• WHAT IS BEING ASKED: Lines of the material that include the string "JSON" should be returned.

======== DATASET EXTRACT

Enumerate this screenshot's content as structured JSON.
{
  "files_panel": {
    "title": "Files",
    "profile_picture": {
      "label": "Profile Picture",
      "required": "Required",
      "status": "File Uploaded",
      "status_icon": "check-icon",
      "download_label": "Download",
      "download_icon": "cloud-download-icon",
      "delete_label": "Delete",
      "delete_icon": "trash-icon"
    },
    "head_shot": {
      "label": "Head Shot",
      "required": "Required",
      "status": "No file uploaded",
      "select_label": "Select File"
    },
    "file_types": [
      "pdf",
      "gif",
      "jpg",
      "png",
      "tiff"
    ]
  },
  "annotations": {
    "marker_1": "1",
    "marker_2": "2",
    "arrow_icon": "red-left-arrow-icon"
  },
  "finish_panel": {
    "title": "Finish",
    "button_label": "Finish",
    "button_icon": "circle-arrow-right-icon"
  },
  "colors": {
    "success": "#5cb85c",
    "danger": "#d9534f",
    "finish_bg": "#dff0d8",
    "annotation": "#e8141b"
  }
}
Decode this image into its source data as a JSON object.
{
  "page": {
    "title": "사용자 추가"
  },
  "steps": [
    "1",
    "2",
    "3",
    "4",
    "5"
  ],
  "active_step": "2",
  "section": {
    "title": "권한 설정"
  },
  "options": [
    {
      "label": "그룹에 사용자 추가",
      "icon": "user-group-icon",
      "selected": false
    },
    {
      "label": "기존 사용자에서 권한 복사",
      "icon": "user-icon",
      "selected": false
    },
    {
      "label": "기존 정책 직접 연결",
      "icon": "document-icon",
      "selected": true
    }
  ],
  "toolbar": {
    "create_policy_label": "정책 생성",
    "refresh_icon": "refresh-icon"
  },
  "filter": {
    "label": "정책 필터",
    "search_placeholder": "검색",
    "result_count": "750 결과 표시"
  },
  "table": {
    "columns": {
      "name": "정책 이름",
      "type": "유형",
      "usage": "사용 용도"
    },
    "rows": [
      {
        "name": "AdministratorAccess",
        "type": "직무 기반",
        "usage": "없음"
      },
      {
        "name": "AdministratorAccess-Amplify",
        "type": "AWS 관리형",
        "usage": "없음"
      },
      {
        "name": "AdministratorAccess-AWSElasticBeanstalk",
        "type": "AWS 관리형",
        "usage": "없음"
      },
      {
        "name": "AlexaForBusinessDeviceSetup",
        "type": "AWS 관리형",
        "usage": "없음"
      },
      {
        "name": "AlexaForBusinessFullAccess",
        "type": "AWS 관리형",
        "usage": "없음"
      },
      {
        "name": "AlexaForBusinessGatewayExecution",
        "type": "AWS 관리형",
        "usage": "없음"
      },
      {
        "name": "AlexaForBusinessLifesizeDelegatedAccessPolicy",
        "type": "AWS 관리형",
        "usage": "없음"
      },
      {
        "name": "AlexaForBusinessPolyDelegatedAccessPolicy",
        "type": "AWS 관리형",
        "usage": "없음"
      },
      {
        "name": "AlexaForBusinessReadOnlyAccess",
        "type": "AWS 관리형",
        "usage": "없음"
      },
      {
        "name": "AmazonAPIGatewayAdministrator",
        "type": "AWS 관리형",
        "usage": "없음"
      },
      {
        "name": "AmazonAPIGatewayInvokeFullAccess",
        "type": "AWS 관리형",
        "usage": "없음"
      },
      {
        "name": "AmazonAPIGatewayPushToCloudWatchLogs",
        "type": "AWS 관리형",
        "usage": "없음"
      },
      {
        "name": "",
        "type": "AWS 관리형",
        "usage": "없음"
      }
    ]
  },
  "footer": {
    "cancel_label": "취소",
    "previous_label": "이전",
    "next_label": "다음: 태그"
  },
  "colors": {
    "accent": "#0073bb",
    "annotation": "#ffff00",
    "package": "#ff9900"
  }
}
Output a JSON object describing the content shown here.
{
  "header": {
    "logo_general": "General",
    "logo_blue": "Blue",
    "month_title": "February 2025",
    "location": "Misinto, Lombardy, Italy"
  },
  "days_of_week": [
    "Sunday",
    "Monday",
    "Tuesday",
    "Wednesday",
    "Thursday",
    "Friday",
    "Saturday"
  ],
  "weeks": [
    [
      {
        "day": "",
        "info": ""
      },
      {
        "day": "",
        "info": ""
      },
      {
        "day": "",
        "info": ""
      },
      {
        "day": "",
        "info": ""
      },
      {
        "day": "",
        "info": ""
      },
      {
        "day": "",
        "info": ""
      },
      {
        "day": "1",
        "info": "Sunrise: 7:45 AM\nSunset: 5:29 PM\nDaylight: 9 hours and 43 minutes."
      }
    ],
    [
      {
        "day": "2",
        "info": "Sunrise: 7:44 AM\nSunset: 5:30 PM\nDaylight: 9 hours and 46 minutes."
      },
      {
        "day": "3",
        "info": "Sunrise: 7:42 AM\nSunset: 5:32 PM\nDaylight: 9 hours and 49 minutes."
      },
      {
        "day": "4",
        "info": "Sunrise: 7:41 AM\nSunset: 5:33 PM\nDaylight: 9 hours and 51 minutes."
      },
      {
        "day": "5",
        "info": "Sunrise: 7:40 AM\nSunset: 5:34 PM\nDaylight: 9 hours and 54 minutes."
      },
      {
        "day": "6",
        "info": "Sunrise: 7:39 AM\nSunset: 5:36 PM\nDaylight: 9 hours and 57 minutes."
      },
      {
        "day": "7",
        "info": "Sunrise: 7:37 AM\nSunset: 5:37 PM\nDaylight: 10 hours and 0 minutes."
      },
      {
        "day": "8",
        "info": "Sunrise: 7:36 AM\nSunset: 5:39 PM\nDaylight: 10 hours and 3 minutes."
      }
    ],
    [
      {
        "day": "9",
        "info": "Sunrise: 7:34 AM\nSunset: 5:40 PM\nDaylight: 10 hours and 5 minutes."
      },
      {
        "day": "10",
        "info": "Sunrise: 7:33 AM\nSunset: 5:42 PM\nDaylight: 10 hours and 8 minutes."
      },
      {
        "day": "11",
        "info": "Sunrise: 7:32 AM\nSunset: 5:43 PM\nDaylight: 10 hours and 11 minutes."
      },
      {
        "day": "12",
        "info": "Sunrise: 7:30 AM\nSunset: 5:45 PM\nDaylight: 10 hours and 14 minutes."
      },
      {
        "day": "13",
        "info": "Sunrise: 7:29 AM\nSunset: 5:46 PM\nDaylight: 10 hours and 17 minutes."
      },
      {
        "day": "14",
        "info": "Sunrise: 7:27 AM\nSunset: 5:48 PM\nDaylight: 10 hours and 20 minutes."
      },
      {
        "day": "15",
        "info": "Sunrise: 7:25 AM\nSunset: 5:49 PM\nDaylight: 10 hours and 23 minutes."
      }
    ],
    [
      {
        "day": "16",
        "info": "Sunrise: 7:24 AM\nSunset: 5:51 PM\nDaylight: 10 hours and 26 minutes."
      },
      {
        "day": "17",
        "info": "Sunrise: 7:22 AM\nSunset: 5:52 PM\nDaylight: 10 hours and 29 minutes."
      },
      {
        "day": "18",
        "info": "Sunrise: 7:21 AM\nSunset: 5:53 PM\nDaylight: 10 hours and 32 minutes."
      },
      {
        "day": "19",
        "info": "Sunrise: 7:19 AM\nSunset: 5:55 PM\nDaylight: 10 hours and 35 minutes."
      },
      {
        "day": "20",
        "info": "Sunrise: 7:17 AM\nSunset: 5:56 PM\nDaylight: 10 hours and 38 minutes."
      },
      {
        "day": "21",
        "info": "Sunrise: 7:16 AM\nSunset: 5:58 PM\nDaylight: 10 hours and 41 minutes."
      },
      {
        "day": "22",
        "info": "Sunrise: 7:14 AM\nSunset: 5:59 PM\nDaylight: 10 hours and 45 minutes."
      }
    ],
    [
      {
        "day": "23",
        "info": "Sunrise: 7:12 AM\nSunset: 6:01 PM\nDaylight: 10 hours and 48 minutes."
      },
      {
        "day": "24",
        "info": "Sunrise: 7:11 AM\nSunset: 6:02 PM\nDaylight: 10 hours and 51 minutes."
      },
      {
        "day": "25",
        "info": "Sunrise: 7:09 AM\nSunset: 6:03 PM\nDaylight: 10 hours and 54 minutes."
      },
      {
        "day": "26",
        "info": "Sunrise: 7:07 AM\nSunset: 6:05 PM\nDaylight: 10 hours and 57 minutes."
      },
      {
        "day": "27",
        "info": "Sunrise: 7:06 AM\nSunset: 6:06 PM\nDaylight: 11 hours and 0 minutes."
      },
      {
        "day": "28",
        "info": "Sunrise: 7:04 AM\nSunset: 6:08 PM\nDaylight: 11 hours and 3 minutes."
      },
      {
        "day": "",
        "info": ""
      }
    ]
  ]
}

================

• OUTPUT OF THE EXERCISE:
Enumerate this screenshot's content as structured JSON.
Decode this image into its source data as a JSON object.
Output a JSON object describing the content shown here.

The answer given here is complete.